Content starts

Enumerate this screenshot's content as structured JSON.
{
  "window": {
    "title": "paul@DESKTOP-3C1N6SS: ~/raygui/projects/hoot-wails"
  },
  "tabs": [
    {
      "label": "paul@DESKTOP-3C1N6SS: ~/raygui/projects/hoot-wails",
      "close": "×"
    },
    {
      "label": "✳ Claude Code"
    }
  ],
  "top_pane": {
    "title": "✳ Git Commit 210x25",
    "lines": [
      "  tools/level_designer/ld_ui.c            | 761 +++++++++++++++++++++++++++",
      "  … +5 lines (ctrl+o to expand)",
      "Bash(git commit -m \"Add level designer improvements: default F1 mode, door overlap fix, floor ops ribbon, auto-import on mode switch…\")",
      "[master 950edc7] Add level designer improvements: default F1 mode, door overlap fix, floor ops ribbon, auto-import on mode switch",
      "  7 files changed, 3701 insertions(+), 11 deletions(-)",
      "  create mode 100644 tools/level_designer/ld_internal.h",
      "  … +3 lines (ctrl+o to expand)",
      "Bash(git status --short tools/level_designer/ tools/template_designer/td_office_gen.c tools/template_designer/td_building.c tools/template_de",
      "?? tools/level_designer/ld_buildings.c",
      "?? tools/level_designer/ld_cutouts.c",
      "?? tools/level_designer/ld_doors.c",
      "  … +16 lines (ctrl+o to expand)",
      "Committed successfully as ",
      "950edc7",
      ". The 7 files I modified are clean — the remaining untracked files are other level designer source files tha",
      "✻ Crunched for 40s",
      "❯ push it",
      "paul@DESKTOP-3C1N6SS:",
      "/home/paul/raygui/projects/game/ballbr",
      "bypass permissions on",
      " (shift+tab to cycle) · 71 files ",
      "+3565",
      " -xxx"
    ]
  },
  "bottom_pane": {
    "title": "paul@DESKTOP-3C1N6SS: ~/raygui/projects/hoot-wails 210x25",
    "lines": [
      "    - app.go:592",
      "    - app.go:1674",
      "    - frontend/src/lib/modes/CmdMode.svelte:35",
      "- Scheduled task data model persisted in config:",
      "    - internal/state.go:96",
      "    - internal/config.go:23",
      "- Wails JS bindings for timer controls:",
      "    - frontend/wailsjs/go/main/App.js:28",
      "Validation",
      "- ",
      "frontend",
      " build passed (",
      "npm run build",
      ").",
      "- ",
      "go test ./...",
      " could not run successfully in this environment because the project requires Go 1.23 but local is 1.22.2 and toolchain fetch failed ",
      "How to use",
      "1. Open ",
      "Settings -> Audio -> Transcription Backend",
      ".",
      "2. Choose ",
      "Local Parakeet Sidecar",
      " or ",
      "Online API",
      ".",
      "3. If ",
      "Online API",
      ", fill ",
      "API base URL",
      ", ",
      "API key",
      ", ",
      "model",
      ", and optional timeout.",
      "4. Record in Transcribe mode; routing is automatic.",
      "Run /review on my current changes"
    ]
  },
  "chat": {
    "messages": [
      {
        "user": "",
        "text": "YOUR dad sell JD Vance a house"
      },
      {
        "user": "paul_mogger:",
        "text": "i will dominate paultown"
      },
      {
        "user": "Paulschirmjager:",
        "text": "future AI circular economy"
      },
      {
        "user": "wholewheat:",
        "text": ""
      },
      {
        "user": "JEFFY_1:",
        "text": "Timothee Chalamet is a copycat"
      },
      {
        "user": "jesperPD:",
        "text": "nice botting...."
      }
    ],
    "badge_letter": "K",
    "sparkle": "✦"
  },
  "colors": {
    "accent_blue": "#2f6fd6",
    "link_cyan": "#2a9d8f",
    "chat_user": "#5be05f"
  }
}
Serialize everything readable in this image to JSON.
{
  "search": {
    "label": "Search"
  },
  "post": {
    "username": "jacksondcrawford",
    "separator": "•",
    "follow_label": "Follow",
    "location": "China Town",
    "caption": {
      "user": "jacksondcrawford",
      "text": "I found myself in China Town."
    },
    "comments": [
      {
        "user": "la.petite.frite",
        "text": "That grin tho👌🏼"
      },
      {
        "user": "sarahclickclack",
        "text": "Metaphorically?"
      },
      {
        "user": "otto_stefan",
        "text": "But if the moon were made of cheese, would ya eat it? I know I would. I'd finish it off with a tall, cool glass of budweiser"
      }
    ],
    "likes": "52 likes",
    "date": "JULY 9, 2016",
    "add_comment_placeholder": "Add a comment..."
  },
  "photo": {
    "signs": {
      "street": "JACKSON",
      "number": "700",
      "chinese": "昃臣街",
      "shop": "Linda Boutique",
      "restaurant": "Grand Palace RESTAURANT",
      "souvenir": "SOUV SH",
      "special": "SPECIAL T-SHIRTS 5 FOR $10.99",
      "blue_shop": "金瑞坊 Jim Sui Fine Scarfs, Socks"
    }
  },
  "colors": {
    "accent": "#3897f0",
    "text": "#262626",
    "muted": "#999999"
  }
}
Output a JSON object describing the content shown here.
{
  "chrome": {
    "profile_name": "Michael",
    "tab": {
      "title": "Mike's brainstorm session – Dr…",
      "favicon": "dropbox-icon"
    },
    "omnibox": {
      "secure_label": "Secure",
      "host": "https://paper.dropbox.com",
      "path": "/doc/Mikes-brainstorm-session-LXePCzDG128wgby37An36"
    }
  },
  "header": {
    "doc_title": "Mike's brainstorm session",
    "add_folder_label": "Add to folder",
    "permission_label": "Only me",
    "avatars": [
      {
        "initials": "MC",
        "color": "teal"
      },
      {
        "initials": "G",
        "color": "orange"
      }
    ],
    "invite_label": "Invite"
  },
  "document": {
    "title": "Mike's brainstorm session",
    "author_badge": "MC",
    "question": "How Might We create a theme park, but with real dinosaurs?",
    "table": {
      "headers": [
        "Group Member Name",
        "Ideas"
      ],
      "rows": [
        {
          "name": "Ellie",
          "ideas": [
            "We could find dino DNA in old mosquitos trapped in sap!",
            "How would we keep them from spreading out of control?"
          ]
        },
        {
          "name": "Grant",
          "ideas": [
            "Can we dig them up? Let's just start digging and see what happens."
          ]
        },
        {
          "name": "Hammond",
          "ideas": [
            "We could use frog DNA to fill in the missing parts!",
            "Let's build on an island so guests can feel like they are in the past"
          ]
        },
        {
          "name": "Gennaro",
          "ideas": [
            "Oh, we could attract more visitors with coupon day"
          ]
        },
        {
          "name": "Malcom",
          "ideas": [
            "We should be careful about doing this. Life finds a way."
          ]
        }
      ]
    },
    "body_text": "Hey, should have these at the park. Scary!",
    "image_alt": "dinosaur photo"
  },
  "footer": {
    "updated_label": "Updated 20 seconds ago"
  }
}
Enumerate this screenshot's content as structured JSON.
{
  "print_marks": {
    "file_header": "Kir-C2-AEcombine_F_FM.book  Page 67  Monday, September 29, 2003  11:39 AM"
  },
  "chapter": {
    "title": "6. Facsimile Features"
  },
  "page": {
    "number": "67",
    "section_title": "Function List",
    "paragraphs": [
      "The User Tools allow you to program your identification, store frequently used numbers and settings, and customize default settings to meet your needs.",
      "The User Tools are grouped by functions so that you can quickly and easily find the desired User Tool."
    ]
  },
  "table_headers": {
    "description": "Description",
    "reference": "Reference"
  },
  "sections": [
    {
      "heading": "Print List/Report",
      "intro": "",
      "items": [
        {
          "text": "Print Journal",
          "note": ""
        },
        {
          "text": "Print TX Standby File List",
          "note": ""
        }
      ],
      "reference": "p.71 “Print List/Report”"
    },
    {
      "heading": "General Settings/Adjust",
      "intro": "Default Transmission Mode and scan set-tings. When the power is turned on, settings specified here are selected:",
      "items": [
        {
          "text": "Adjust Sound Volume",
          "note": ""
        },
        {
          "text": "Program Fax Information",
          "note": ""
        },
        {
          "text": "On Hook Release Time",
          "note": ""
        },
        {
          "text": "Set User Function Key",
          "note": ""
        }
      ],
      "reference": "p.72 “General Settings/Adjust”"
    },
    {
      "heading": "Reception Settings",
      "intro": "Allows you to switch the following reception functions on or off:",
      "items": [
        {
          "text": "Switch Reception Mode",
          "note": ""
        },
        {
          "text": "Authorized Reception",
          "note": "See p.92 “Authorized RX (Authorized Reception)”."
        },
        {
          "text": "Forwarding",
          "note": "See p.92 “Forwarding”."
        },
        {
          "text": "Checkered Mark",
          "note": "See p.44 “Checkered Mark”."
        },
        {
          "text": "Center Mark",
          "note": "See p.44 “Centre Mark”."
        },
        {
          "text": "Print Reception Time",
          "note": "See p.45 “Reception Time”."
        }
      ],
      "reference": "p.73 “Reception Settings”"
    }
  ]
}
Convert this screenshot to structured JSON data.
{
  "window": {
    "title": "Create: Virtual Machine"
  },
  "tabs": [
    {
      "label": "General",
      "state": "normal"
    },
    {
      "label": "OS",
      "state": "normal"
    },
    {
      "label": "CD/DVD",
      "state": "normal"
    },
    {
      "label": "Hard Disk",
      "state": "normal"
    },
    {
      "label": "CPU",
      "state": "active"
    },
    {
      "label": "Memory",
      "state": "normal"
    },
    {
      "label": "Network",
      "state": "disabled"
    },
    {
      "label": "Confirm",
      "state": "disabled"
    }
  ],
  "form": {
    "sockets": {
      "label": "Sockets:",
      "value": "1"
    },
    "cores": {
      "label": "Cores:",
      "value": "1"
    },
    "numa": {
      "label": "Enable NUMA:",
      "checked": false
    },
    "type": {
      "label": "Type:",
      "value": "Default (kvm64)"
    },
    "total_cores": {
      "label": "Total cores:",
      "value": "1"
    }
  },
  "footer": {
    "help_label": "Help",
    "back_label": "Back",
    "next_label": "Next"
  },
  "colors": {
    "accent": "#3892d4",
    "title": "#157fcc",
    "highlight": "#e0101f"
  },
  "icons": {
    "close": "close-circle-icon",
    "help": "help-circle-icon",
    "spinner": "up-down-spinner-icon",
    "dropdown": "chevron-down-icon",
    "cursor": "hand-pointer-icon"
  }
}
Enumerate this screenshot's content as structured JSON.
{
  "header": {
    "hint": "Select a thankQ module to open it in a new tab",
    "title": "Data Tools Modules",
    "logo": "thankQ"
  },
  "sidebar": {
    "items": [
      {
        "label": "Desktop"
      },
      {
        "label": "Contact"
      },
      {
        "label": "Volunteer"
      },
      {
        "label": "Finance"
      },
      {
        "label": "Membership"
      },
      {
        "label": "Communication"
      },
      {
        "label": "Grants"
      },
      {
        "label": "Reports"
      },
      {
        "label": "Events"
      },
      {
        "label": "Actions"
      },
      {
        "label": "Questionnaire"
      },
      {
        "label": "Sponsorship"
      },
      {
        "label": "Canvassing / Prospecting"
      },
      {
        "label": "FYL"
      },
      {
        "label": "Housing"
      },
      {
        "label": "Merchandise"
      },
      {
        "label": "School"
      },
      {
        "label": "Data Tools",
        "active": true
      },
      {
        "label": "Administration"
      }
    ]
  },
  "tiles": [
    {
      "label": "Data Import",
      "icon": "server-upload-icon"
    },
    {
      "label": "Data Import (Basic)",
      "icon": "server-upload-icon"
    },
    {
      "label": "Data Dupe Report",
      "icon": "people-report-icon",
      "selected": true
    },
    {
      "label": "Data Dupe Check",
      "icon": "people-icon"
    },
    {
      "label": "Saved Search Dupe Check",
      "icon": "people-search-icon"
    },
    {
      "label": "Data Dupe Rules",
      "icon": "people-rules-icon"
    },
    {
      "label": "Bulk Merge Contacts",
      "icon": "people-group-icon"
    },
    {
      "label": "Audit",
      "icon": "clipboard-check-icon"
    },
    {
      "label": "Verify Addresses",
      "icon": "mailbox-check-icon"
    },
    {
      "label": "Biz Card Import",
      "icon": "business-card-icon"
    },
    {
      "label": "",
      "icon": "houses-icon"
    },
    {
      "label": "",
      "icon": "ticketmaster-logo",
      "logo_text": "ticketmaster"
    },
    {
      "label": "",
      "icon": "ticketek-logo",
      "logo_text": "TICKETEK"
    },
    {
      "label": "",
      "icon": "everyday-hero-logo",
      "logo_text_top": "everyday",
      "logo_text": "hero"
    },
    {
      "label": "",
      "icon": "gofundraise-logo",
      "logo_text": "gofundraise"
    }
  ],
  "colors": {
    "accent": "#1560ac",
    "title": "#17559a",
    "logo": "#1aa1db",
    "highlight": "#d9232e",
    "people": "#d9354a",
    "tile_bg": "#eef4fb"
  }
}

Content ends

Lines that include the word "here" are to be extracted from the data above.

Output a JSON object describing the content shown here.
      "intro": "Default Transmission Mode and scan set-tings. When the power is turned on, settings specified here are selected:",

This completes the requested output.